Website and app data records:

────────────────────────────────────────

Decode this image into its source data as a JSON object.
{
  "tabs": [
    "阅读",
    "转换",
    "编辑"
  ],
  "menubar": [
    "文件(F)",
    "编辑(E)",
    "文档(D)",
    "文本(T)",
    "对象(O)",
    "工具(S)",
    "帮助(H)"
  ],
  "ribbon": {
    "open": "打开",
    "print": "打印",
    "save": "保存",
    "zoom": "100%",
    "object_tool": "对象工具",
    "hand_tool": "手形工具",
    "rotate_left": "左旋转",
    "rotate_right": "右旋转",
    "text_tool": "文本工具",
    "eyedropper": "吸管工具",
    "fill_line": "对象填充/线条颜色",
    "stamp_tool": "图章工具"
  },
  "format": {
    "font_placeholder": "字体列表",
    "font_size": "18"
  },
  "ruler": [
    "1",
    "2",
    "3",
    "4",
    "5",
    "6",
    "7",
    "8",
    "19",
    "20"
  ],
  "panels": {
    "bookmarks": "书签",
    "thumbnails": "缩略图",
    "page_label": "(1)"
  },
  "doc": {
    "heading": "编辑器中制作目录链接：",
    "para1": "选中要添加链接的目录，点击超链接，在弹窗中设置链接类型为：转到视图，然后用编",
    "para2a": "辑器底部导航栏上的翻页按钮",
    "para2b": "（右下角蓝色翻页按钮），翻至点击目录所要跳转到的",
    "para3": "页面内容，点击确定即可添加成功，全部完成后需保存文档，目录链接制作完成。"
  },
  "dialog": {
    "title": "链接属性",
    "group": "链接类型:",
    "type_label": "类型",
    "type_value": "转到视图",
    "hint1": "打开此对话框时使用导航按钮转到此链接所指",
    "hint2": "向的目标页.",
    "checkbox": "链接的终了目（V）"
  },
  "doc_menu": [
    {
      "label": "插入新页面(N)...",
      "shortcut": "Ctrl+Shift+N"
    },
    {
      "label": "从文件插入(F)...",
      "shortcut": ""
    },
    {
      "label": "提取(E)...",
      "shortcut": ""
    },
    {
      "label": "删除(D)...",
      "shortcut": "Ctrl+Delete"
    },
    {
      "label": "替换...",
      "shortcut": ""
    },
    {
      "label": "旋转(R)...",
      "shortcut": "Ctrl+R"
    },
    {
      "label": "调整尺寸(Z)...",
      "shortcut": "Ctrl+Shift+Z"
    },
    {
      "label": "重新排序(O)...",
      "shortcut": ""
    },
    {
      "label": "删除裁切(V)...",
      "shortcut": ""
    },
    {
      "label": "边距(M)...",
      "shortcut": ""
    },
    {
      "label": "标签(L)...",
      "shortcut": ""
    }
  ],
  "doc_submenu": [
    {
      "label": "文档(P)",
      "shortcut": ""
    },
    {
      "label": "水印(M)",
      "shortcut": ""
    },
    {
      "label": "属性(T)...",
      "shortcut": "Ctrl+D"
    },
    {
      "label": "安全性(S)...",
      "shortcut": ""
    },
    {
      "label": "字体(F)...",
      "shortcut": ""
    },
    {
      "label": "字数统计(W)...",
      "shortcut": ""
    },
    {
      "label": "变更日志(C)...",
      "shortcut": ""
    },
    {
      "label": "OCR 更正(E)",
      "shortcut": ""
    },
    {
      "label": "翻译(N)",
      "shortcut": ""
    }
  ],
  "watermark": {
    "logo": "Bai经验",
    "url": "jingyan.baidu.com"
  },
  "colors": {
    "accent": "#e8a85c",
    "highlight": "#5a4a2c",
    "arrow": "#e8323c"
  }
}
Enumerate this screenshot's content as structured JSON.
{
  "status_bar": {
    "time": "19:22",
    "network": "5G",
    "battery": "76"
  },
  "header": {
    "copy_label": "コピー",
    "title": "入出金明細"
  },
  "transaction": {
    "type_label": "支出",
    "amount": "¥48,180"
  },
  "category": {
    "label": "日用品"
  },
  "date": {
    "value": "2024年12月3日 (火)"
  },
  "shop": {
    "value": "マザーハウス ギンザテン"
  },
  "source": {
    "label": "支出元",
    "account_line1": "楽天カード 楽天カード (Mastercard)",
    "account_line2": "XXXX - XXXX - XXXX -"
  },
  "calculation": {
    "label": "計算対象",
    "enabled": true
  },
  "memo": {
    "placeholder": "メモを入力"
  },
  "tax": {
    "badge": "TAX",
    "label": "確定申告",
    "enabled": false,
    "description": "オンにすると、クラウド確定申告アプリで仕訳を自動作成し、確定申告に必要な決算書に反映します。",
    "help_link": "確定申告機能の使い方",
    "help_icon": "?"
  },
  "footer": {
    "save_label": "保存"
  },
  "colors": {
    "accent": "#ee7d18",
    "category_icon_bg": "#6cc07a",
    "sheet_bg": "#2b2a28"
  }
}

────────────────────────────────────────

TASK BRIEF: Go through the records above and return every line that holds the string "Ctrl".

THE COMPLETED TASK:
      "shortcut": "Ctrl+Shift+N"
      "shortcut": "Ctrl+Delete"
      "shortcut": "Ctrl+R"
      "shortcut": "Ctrl+Shift+Z"
      "shortcut": "Ctrl+D"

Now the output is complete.